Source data
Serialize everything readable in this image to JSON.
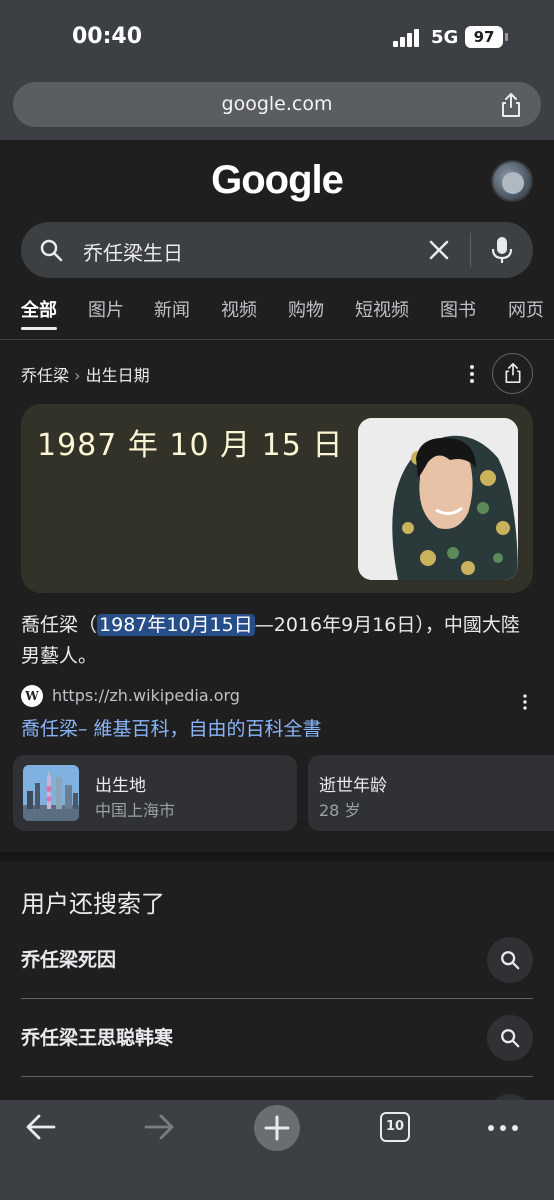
{
  "status_bar": {
    "time": "00:40",
    "network": "5G",
    "battery": "97"
  },
  "browser": {
    "url": "google.com"
  },
  "google": {
    "logo": "Google"
  },
  "search": {
    "query": "乔任梁生日"
  },
  "tabs": [
    "全部",
    "图片",
    "新闻",
    "视频",
    "购物",
    "短视频",
    "图书",
    "网页"
  ],
  "answer": {
    "entity": "乔任梁",
    "separator": "›",
    "attribute": "出生日期",
    "date": "1987 年 10 月 15 日"
  },
  "snippet": {
    "pre": "喬任梁（",
    "highlight": "1987年10月15日",
    "post": "—2016年9月16日），中國大陸男藝人。"
  },
  "source": {
    "favicon": "W",
    "url": "https://zh.wikipedia.org",
    "title": "喬任梁– 維基百科，自由的百科全書"
  },
  "chips": [
    {
      "title": "出生地",
      "value": "中国上海市"
    },
    {
      "title": "逝世年龄",
      "value": "28 岁"
    }
  ],
  "related": {
    "heading": "用户还搜索了",
    "items": [
      "乔任梁死因",
      "乔任梁王思聪韩寒"
    ]
  },
  "toolbar": {
    "tab_count": "10"
  }
}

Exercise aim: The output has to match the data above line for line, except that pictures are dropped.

Worked solution:
Serialize everything readable in this image to JSON.
{
  "status_bar": {
    "time": "00:40",
    "network": "5G",
    "battery": "97"
  },
  "browser": {
    "url": "google.com"
  },
  "google": {
    "logo": "Google"
  },
  "search": {
    "query": "乔任梁生日"
  },
  "tabs": [
    "全部",
    "图片",
    "新闻",
    "视频",
    "购物",
    "短视频",
    "图书",
    "网页"
  ],
  "answer": {
    "entity": "乔任梁",
    "separator": "›",
    "attribute": "出生日期",
    "date": "1987 年 10 月 15 日"
  },
  "snippet": {
    "pre": "喬任梁（",
    "highlight": "1987年10月15日",
    "post": "—2016年9月16日），中國大陸男藝人。"
  },
  "source": {
    "favicon": "W",
    "url": "https://zh.wikipedia.org",
    "title": "喬任梁– 維基百科，自由的百科全書"
  },
  "chips": [
    {
      "title": "出生地",
      "value": "中国上海市"
    },
    {
      "title": "逝世年龄",
      "value": "28 岁"
    }
  ],
  "related": {
    "heading": "用户还搜索了",
    "items": [
      "乔任梁死因",
      "乔任梁王思聪韩寒"
    ]
  },
  "toolbar": {
    "tab_count": "10"
  }
}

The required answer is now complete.